Everyone at my gym is just so serious. Class titles include words like “strike!” and “power kick!” and “cardio attack!” to describe whatever punishing routine attendees are in for, and are lead by militant fascists whose limbs resemble knotted lengths of rope wrapped around tree trunks.

Having my ass kicked is not my idea of a fun workout. Give me an hour of grapevines, chasses, step-ball-changes, toe touches, hip rocks and knee lifts and I’m a happy chick. You can’t not laugh when you’re busting out jazz hands.

The closest my gym will come to channeling Denise Austin or Jane Fonda is their oxymoronic “salsa funk” class. It’s billed as delivering an intense cardio workout, core training, and basic salsa skills in a fun, welcoming setting, which, after poking my head into a class one evening, I have to doubt. The room was packed with people: half of them were desperately limping along as the instructor barked out instructions while the other half looked pissed off that their view to the mirror was blocked. I quickly hustled my way to the treadmills.

Life would be so much easier if I could just catch a thyroid disorder. The good kind, mind you – the kind that puts your metabolism into hyperdrive, not the kind that makes dark hairs sprout from your chin and adds pounds quicker than a deep fried Twinkie.

Not that any thyroid disorder is particularly “good”, I do understand that, but I’d be willing to accept things like an increased heart rate and jitters if they enabled me to bypass the scene at the gym.

It’s not that I don’t enjoy working out, I just resent the experience. My gym in particular takes fitness to Orwellian levels by offering their own blood lab where you can have your fitness level determined from the inside out.
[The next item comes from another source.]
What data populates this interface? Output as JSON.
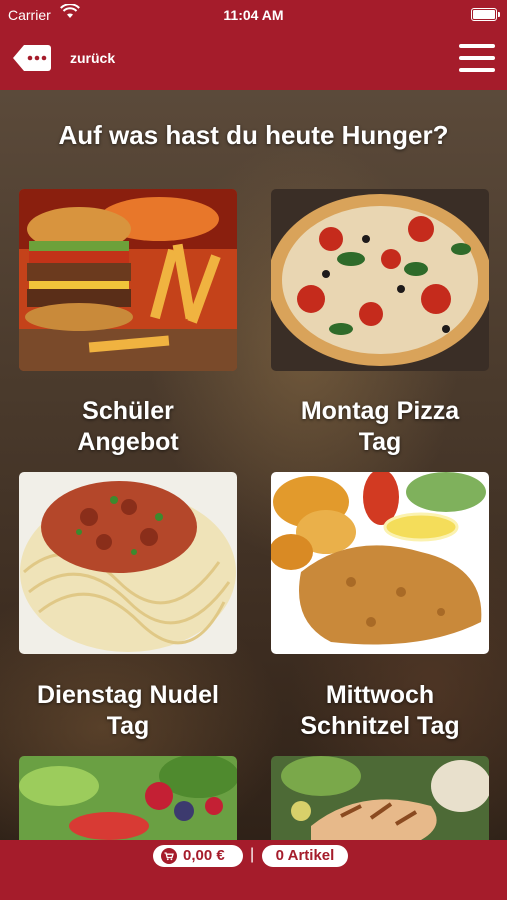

It’s especially creepy when the technicians, decked out in official-looking white coats, set up shop in the hallway and say things like, “Learn what your doctor won’t tell you,” and “Let your blood speak for you.”

I’m not sure what exactly my blood would say for me, aside from the fact that I’ve likely had too much whiskey, and I can’t say I really care to find out.
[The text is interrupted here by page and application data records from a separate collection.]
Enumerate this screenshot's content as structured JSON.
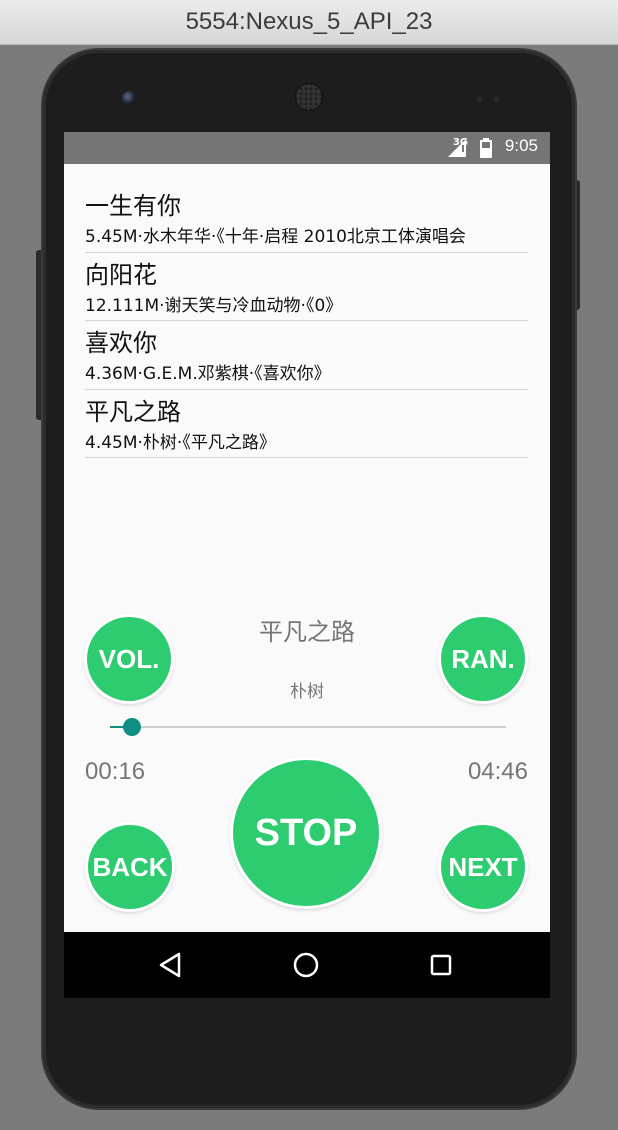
{
  "window": {
    "title": "5554:Nexus_5_API_23"
  },
  "status_bar": {
    "network": "3G",
    "time": "9:05"
  },
  "songs": [
    {
      "title": "一生有你",
      "meta": "5.45M·水木年华·《十年·启程 2010北京工体演唱会"
    },
    {
      "title": "向阳花",
      "meta": "12.111M·谢天笑与冷血动物·《0》"
    },
    {
      "title": "喜欢你",
      "meta": "4.36M·G.E.M.邓紫棋·《喜欢你》"
    },
    {
      "title": "平凡之路",
      "meta": "4.45M·朴树·《平凡之路》"
    }
  ],
  "player": {
    "now_title": "平凡之路",
    "now_artist": "朴树",
    "elapsed": "00:16",
    "total": "04:46",
    "progress_fraction": 0.056,
    "buttons": {
      "vol": "VOL.",
      "ran": "RAN.",
      "stop": "STOP",
      "back": "BACK",
      "next": "NEXT"
    }
  },
  "colors": {
    "accent_green": "#2ecc71",
    "seek_teal": "#0f8f84",
    "status_bar": "#757575"
  },
  "icons": {
    "nav_back": "back-triangle-icon",
    "nav_home": "home-circle-icon",
    "nav_recents": "recents-square-icon"
  }
}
Despite my refusal to assimilate, I seem to be doing something right. My recent trek to buy a bathing suit for Las Vegas did not end with anyone in tears, from me, to my guy, to the sales clerks. I wish I could say as much for the woman in the changing room next to me: after 20 minutes of snapping, grunting, tugging, and cursing, she finally emerged wearing a neon yellow “tankini” that the salesgirl instantly proclaimed “Worth the effort,” thus winning my award for Best Euphemism of the Day.

Whatever works, I suppose.

As for me, I’ll be the one keeping my blood to myself and dutifully jogging away on the treadmill to the sounds of Katrina and the Waves and Huey Lewis, dreaming of the day when my gym resembles the set from the movie Girls Just Want to Have Fun, and I can don my legwarmers without fear of public ridicule.

PS – my Morning Neurosis “rowdier than the typical book signing” book tour stops in Las Vegas this Sunday, April 11. I’ll be at the Barnes & Noble on Maryland Parkway from 7-9 pm. Join me for rock n’ roll stories, and later, shots at the hotel bar!

Essayist, author, podcaster, and general misanthrope. Official blog of lightly fictionalized musings and general word vomit. Visit www.juliettemiranda.com for additional info.